47 Robert A. Dahl, Democracy and its Critics (New Haven: Yale University Press, 1989).
48 For excellent overviews of the universe of media assistance, see Monroe E. Price, Bethany Davis Noll, and Daniel De Luce, Mapping Media Assistance (Oxford: The Programme in Comparative Media Law & Policy, 2002); Ellen Hume, The Media Missionaries: American Support for International Journalism (Miami, Florida: John S. and James L. Knight Foundation, May 2002), https://www.ellenhume.com/articles/missionaries1_contents.html; and James Miller, Democratization and Fact-Based Journalism: Donor Politics in East Central Europe (New York: Council for European Studies, 2001), https://www.europanet.org/conference2002/abstracts/j1_miller.htm.
49 Hatchen and Scotton, The World News Prism, 32.
50 UNESCO, Declaration of Windhoek, Windhoek, Nambibia, May 3, 1991, https://www.unesco.org/webworld/com_media/communication_democracy/windhoek.htm.
51 For a wonderful explanation of democracy and its conflicting theories, see Barzun, “Is Democratic Theory for Export?.”
52 See Monroe Price and Peter Krug, The Enabling Environment for a Free and Independent Media. (Washington, D.C.: United States Agency for International Development, 2002), https://pcmlp.socleg.ox.ac.uk/enablingenvironment.pdf.
53 Monroe E. Price and Bethany Davis Noll, Media Sustainability: Democracy and Development (Washington, D.C.: Aspen Institute, 2002), https://www.aspeninst.org/c&s/nonpub/20020909/price_noll.pdf.
54 Thomas Carothers, “The End of the Transition Paradigm,” Journal of Democracy (January 2002): 5-21.
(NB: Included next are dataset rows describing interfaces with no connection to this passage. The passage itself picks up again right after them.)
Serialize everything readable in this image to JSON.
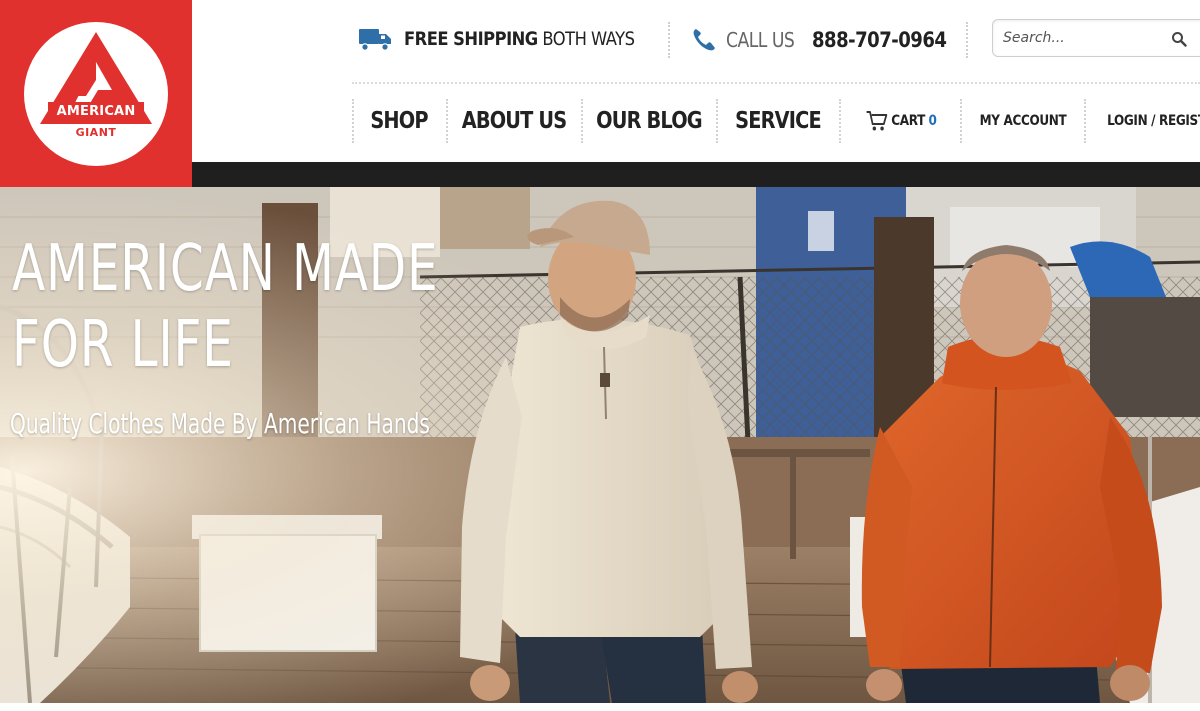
{
  "brand": {
    "line1": "AMERICAN",
    "line2": "GIANT",
    "red": "#e0312f"
  },
  "topbar": {
    "shipping_bold": "FREE SHIPPING",
    "shipping_rest": " BOTH WAYS",
    "shipping_icon": "truck-icon",
    "call_label": "CALL US",
    "phone_number": "888-707-0964",
    "phone_icon": "phone-icon",
    "search_placeholder": "Search...",
    "search_icon": "search-icon"
  },
  "nav": {
    "items": [
      {
        "label": "SHOP"
      },
      {
        "label": "ABOUT US"
      },
      {
        "label": "OUR BLOG"
      },
      {
        "label": "SERVICE"
      }
    ],
    "cart_label": "CART",
    "cart_count": "0",
    "cart_icon": "cart-icon",
    "account_label": "MY ACCOUNT",
    "login_label": "LOGIN / REGISTER",
    "accent": "#1d6fb8"
  },
  "hero": {
    "title_line1": "AMERICAN MADE",
    "title_line2": "FOR LIFE",
    "subtitle": "Quality Clothes Made By American Hands"
  }
}
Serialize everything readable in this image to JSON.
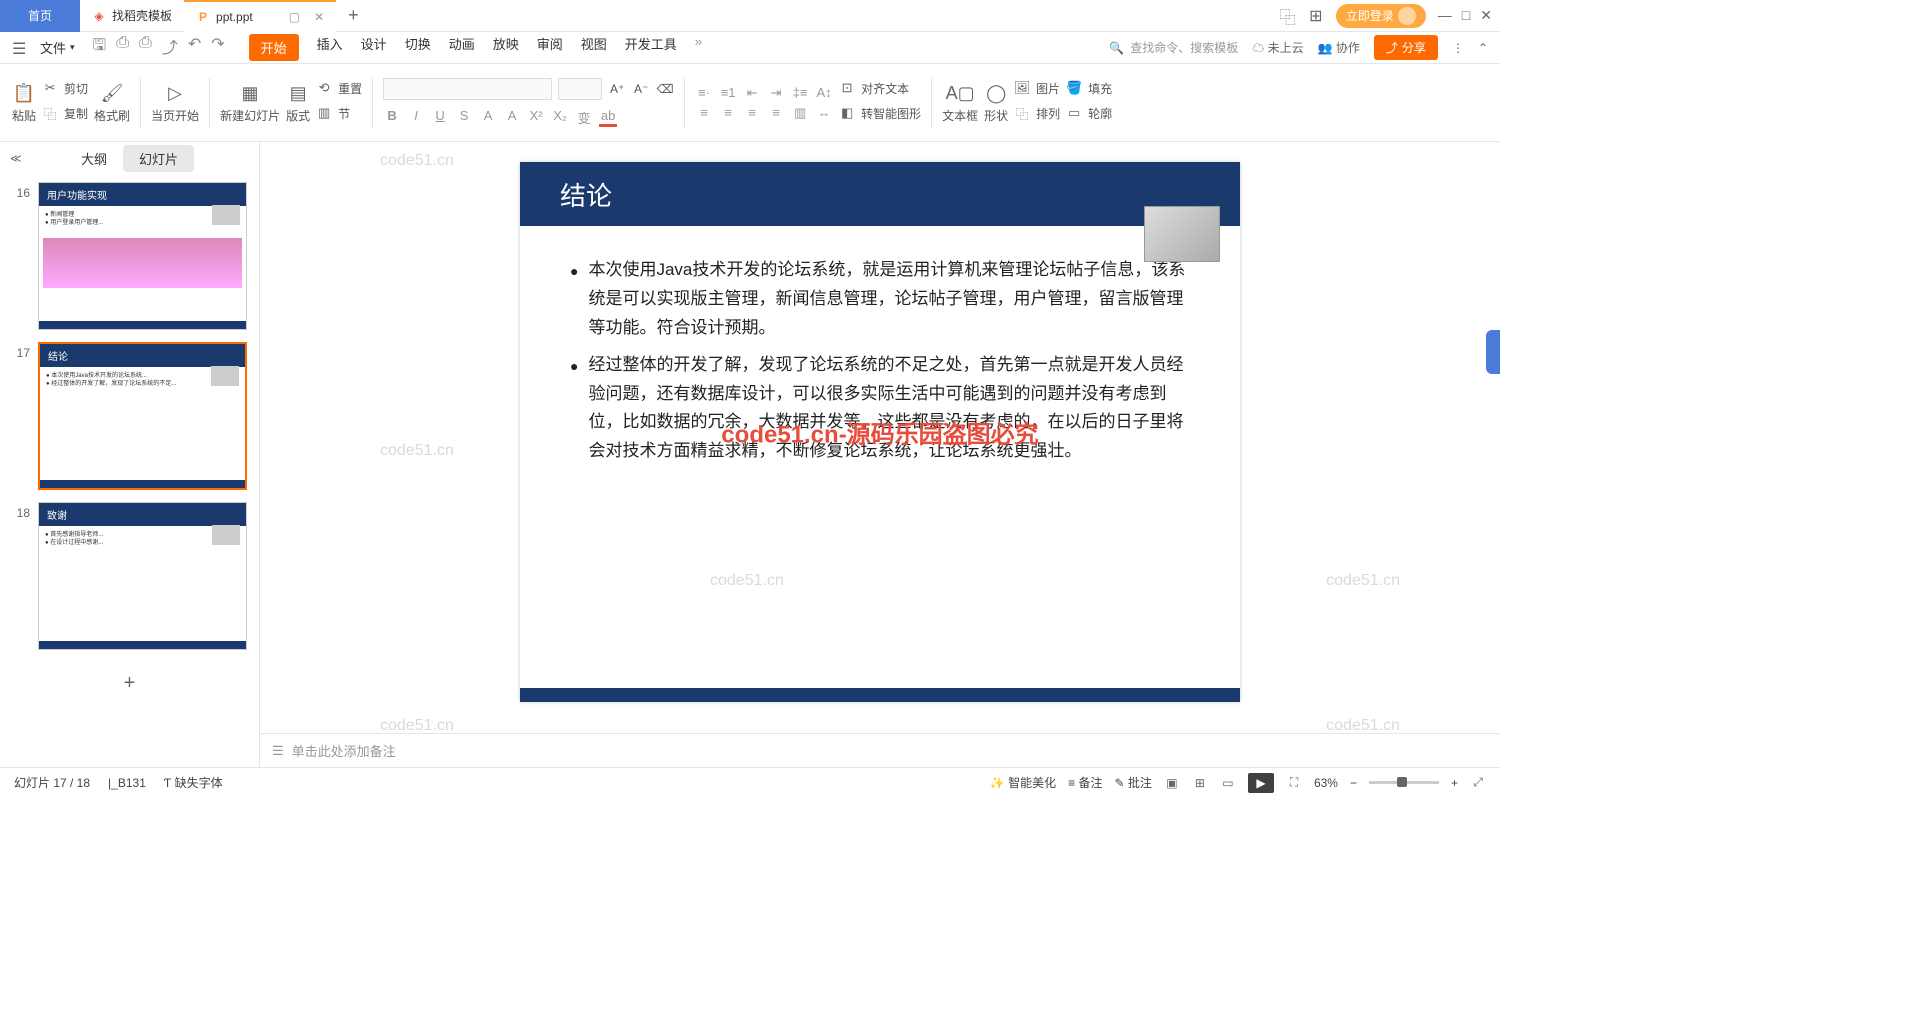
{
  "titlebar": {
    "home_tab": "首页",
    "template_tab": "找稻壳模板",
    "file_tab": "ppt.ppt",
    "login": "立即登录"
  },
  "menubar": {
    "file": "文件",
    "items": [
      "开始",
      "插入",
      "设计",
      "切换",
      "动画",
      "放映",
      "审阅",
      "视图",
      "开发工具"
    ],
    "search_placeholder": "查找命令、搜索模板",
    "cloud": "未上云",
    "collab": "协作",
    "share": "分享"
  },
  "ribbon": {
    "paste": "粘贴",
    "cut": "剪切",
    "copy": "复制",
    "format_painter": "格式刷",
    "from_current": "当页开始",
    "new_slide": "新建幻灯片",
    "layout": "版式",
    "section": "节",
    "reset": "重置",
    "align_text": "对齐文本",
    "smart_graphic": "转智能图形",
    "textbox": "文本框",
    "shape": "形状",
    "image": "图片",
    "arrange": "排列",
    "fill": "填充",
    "outline": "轮廓"
  },
  "thumb_panel": {
    "outline_tab": "大纲",
    "slides_tab": "幻灯片",
    "slides": [
      {
        "num": "16",
        "title": "用户功能实现"
      },
      {
        "num": "17",
        "title": "结论"
      },
      {
        "num": "18",
        "title": "致谢"
      }
    ]
  },
  "slide": {
    "title": "结论",
    "bullets": [
      "本次使用Java技术开发的论坛系统，就是运用计算机来管理论坛帖子信息，该系统是可以实现版主管理，新闻信息管理，论坛帖子管理，用户管理，留言版管理等功能。符合设计预期。",
      "经过整体的开发了解，发现了论坛系统的不足之处，首先第一点就是开发人员经验问题，还有数据库设计，可以很多实际生活中可能遇到的问题并没有考虑到位，比如数据的冗余，大数据并发等，这些都是没有考虑的，在以后的日子里将会对技术方面精益求精，不断修复论坛系统，让论坛系统更强壮。"
    ]
  },
  "watermarks": {
    "text": "code51.cn",
    "center": "code51.cn-源码乐园盗图必究"
  },
  "notes": {
    "placeholder": "单击此处添加备注"
  },
  "statusbar": {
    "slide_info": "幻灯片 17 / 18",
    "marker": "|_B131",
    "missing_font": "缺失字体",
    "smart_beautify": "智能美化",
    "notes_btn": "备注",
    "comments_btn": "批注",
    "zoom": "63%"
  }
}
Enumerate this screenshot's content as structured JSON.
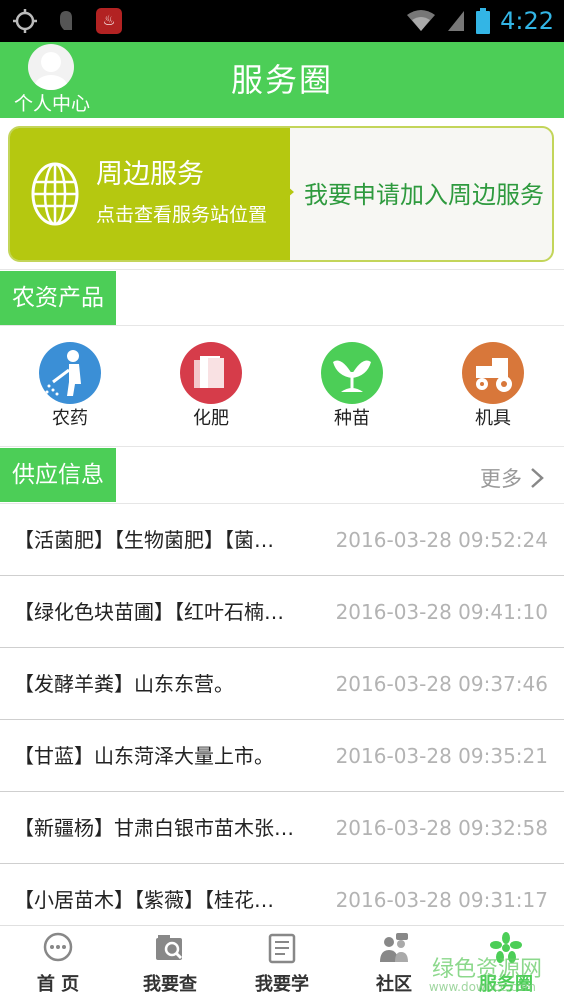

55 David H. Weaver, J.M. Buddenbaum, and J.E. Fair, “Press Freedom, Media, and Development, 1950-1979: A Study of 134 Nations,” Journal of Communication, Vol. 35, No. 2 (1985): 104-117.